Concert Catch-Up Week, Day 4: Mariachi El Bronx
(click here if you missed Day 1: Todd Snider, here if you missed Day 2: Justin Townes Earle, and here if you missed Day 3: Radiohead)
Consider for a moment the nature of applause. Giving someone “a hand.” Fairly straightforward, right? You applaud someone or something to show approval, with vigor acting as a measure of enthusiasm (excepting of course the legendary slow clap, which dramatically inverts the vigor dynamic and belongs in the nonverbal communication hall of fame, in this humble Rhetoric and Communications minor’s opinion). Cultures all around the world do it. You can golf clap, fast clap, clap seriously, clap sarcastically, clap enthusiastically, clap dispassionately, clap at completely inappropriate times… the variations are many; but one thing unites all of these types of applause: they’re externally directed. A tool for communicating outwardly. Which is why there’s something just a little bit weird about theater audiences clapping after movies (it’s not like the director can hear it), and why there’s something more than a little bit awesome about Mariachi El Bronx’s set opening up for tUnE-yArDs at the Jefferson Theater in Charlottesville on June 5. I’ll never forget how Mariachi El Bronx rescued me from a pit of despair… with my own applause.

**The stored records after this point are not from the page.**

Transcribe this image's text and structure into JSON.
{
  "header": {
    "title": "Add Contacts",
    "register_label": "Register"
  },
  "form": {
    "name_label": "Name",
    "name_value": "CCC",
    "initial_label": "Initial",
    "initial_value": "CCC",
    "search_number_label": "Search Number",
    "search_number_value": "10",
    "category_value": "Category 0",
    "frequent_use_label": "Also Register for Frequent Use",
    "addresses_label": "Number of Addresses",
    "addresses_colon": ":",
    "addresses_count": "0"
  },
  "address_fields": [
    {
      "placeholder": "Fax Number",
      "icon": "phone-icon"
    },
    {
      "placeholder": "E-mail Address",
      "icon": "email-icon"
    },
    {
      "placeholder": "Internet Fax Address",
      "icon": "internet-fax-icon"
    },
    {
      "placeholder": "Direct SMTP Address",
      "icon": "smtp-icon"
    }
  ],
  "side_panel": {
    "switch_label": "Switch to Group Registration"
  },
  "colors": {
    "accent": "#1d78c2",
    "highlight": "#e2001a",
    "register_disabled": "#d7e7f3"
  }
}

Concert Catch-Up Week, Day 3: Radiohead
(click here if you missed Day 1: Todd Snider, and here if you missed Day 2: Justin Townes Earle)
I love picking music apart. Like some eager high school biology student with a scalpel in his hand and a dead frog lying belly-up on his desk (The album art above seems downright icky after reading that, doesn’t it?), I like dissecting songs, finding out what makes them tick, what makes them exceptional, and what they reveal about the people who wrote them. Actually, “like” might not be the right word to use; after years of playing in bands and nearly 250 posts on this here blog, this type of analytic thinking has become almost totally involuntary. I’ll sometimes catch myself coming up with angles for posts about even the dumbest pop music, like why that video of Jimmy Fallon and the Roots playing “Call Me Maybe” with Carly Rae Jepsen is actually pretty great, or how “Am I The Only One” by Dierks Bentley perfectly encapsulates the way relationships with your friends evolve during your mid-20’s (please someone dare me to actually write this).
With this propensity in mind, I had a quick chat with my brain as we hurried into the Verizon Center to catch the beginning of Radiohead’s June 3 performance. It went a little something like this…
Concert Catch-Up Week, Day 2: Justin Townes Earle
(click here if you missed Day 1: Todd Snider)
Fiona Apple said something in her recent interview with The New York Times that immediately jumped off the page at me. Just kidding, I wasn’t reading on an actual “page,” I was reading on my iPad. What, do you think I hate nature or something? Of live performances, she said…
“I would rather watch somebody actually going through something.”
Her words jumped off the ‘Pad (See? Just doesn’t have the same ring to it…) for a very specific reason — they immediately made think of Justin Townes Earle. May 22’s fantastic installment in the Groovin’ in the Garden concert series at Lewis Ginter Botanical Garden was my fourth time seeing Earle perform, and a common source of amazement I’ve found in each of these experiences is the substantive nature of the connection he forms with the audience.